"I have too much to do. I'll do it (the important thing) tomorrow."

"There are no jobs out there."

"I don't have time to develop knowledge about new topics, ideas, and legislation"

"I'm not experienced enough for that role"

"It's faster to do things than to train others to do it"

The problem with overwhelm is that it holds us back from getting what we want, achieving what we can, and doing what we need to do. It stops us in our tracks and bogs us down. In essence, it is self-sabotage. The worst part about it is that it is usually founded in fears that we hold inside. Fears that stem from messages we heard all our lives and God knows where else. And if we don't do the work to understand the underlying fears, we will never truly get past the overwhelm.

You aren't alone. We all feel overwhelm, even the senior most executives that I coach.

The game changer, though, is what do you do when you feel the overwhelm. How do you deal with those thoughts, stories, lies, beliefs, and assumptions?

Here's a tool that can help.

I recently learned it in a Marketing Mastery Program in which I am participating. The tool was introduced to us by our facilitator and mentor Robert Middleton and was developed by Byron Kate (www.thework.com).
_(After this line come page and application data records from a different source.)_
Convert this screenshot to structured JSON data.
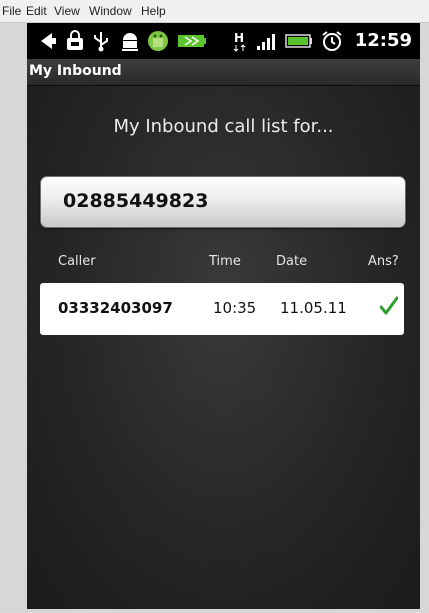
{
  "menubar": {
    "items": [
      "File",
      "Edit",
      "View",
      "Window",
      "Help"
    ]
  },
  "status": {
    "time": "12:59",
    "network": "H"
  },
  "title": "My Inbound",
  "heading": "My Inbound call list for...",
  "number": "02885449823",
  "columns": {
    "caller": "Caller",
    "time": "Time",
    "date": "Date",
    "answered": "Ans?"
  },
  "calls": [
    {
      "caller": "03332403097",
      "time": "10:35",
      "date": "11.05.11",
      "answered": true
    }
  ],
  "colors": {
    "check": "#2e9e2e",
    "battery": "#59c42d"
  }
}
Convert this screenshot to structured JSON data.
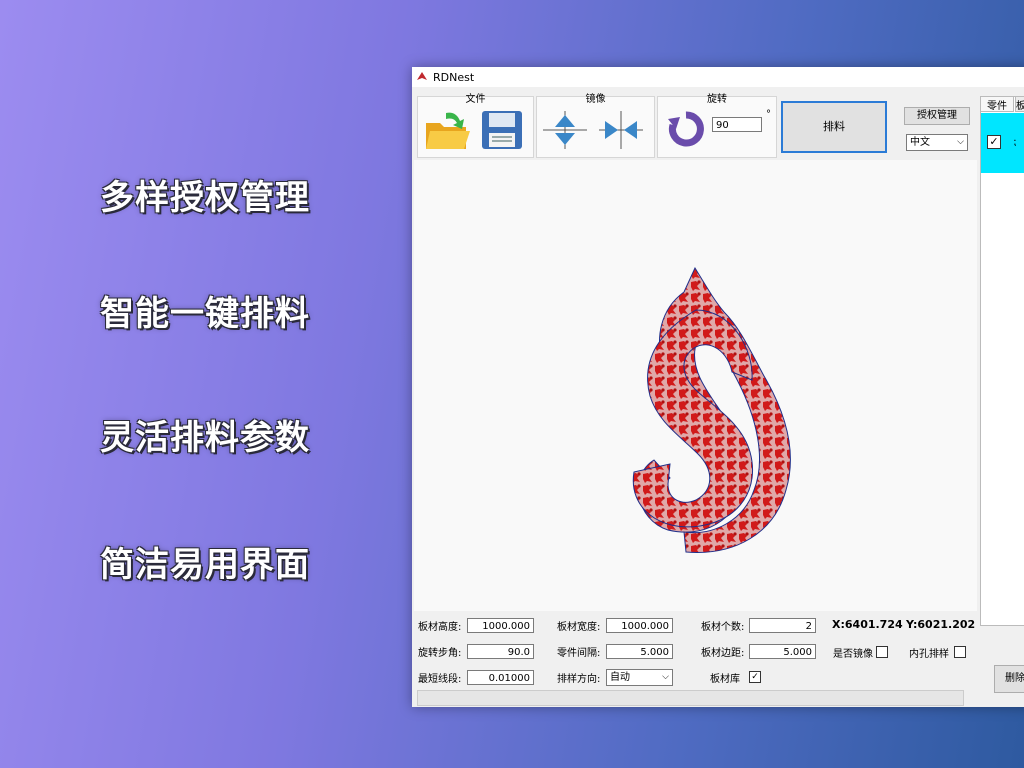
{
  "features": [
    "多样授权管理",
    "智能一键排料",
    "灵活排料参数",
    "简洁易用界面"
  ],
  "window": {
    "title": "RDNest"
  },
  "toolbar": {
    "file_label": "文件",
    "mirror_label": "镜像",
    "rotate_label": "旋转",
    "rotate_value": "90",
    "degree_symbol": "°",
    "nest_button": "排料",
    "license_button": "授权管理",
    "language": "中文"
  },
  "side_panel": {
    "tabs": [
      "零件",
      "板"
    ],
    "delete_button": "删除"
  },
  "params": {
    "sheet_height_label": "板材高度:",
    "sheet_height": "1000.000",
    "sheet_width_label": "板材宽度:",
    "sheet_width": "1000.000",
    "sheet_count_label": "板材个数:",
    "sheet_count": "2",
    "rotate_step_label": "旋转步角:",
    "rotate_step": "90.0",
    "part_gap_label": "零件间隔:",
    "part_gap": "5.000",
    "sheet_margin_label": "板材边距:",
    "sheet_margin": "5.000",
    "min_segment_label": "最短线段:",
    "min_segment": "0.01000",
    "nest_direction_label": "排样方向:",
    "nest_direction": "自动",
    "mirror_check_label": "是否镜像",
    "inner_hole_label": "内孔排样",
    "sheet_lib_label": "板材库",
    "coord_x": "X:6401.724",
    "coord_y": "Y:6021.202"
  },
  "colors": {
    "accent": "#00e6ff",
    "part_fill": "#d11a1a",
    "outline": "#1f2f8a"
  }
}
It's really a simple 6-step process that starts by telling the truth about your current mindset and then challenging whether it is true or not. You have to be honest or the process will not work.

First choose the story that you tell yourself when you feel overwhelmed. For example:

"I don't have the experience to lead this team."

Next ask yourself the following questions.

1. Is this thought true?

Answer with yes or no. If you answered yes, respond to the second question. If no, go to the third question.

2. Can you absolutely know it's true?

3. How do you react when you believe that thought?

Think about your behaviors, thoughts, and feelings and who you are when you have that thought.

4. Who would you be without that thought?

In other words, if that thought or story was impossible to think, how would you do things differently?

5. Turn that thought around to its opposite.

A turnaround thought would be, "I do have the skills, knowledge, and abilities to be a strong leader."

6. Now ask yourself if the turnaround is as true or more true than the original thought.

The People-first Bottom Line: We all feel overwhelm, but what we do with the overwhelm is what matters.

Add new comment

Plain text

  • No HTML tags allowed.
  • Web page addresses and e-mail addresses turn into links automatically.
  • Lines and paragraphs break automatically.
CAPTCHA
This question is for testing whether you are a human visitor and to prevent automated spam submissions.